The highlight for me at ULearn15 was Ann Milne’s presentation entitled: “Leadership and achievement through culturally responsive, critical, social justice pedagogies”. This was exactly the kind of confronting, crunchy learning I love from ULearn. While I can’t say yet I fully understand all of Ann’s talk, nor can I say I necessarily agree with some of the specifics of her message, I can say, totally in line with my word for the year, that the learning was powerful.

In her presentation, Ann unpacked the concept of “as Maori”. She was superbly supported by the action research of her “warrior scholars” who have dived into this morass. Some of the ideas she raised really had an impact on me and resonated with me. I was particularly struck by the idea that learners shouldn’t have to leave their identity at the door – that Maori (and, I would argue, all learners) have the right to an education that affirms who you are. I wonder what I have done as a teacher to support Maori learners in their identity as Maori, and whether I have positioned Maori identity as an asset and as a key to success. I frankly acknowledge that I have a lot to learn about tikanga Maori and te ao Maori, but this is learning I am excited to engage with.

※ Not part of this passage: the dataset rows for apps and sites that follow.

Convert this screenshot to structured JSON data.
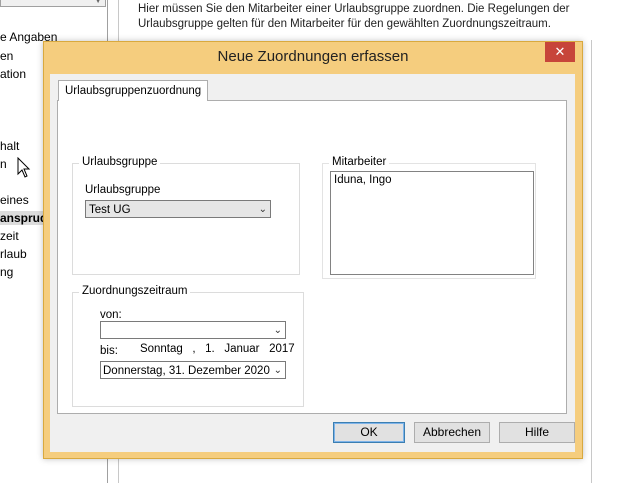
{
  "background": {
    "info_text": "Hier müssen Sie den Mitarbeiter einer Urlaubsgruppe zuordnen. Die Regelungen der Urlaubsgruppe gelten für den Mitarbeiter für den gewählten Zuordnungszeitraum.",
    "left_items": [
      "e Angaben",
      "en",
      "ation",
      "halt",
      "n",
      "eines",
      "ansprud",
      "zeit",
      "rlaub",
      "ng"
    ]
  },
  "dialog": {
    "title": "Neue Zuordnungen erfassen",
    "close_symbol": "✕",
    "tab_label": "Urlaubsgruppenzuordnung",
    "urlaubsgruppe": {
      "legend": "Urlaubsgruppe",
      "field_label": "Urlaubsgruppe",
      "selected": "Test UG"
    },
    "mitarbeiter": {
      "legend": "Mitarbeiter",
      "items": [
        "Iduna, Ingo"
      ]
    },
    "zeitraum": {
      "legend": "Zuordnungszeitraum",
      "von_label": "von:",
      "von_value": "Sonntag   ,   1.   Januar   2017",
      "bis_label": "bis:",
      "bis_value": "Donnerstag, 31. Dezember 2020"
    },
    "buttons": {
      "ok": "OK",
      "cancel": "Abbrechen",
      "help": "Hilfe"
    }
  },
  "colors": {
    "dialog_frame": "#f5cd7e",
    "close_button": "#c7453a",
    "default_button_border": "#3c7fb1"
  }
}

Ann spoke of Kia Aroha College’s “pedagogy of whanau“, which has been fully unpacked to tangibly define it in all, and I mean all, aspects of school life. The question of ‘where’s the whanau in that?’ is a great tool to keep focused on this central vision. It is powerful in its simplicity and complexity.

I can see connections here to the learning I have been doing this year around relationships, where I have come to (re)discover how crucial manaakitanga and whanaungatanga are to me both professionally and personally. And I wonder, building on the session Deanne Thomas facilitated for us 2015 CORE eFellows, how digital technologies/eLearning/future-focused learning might support and enhance tikanga Maori.

Certainly the ideas of shifting the locus of control away from the teacher, allowing greater equity of access to knowledge (but in Te Reo?), and thus learning moving towards being student-centred and personalised, must allow space for relationships to be fostered and nurtured. How else might schools enable Maori learners’ success as Maori? Where’s the whanau in our mainstream schools at present?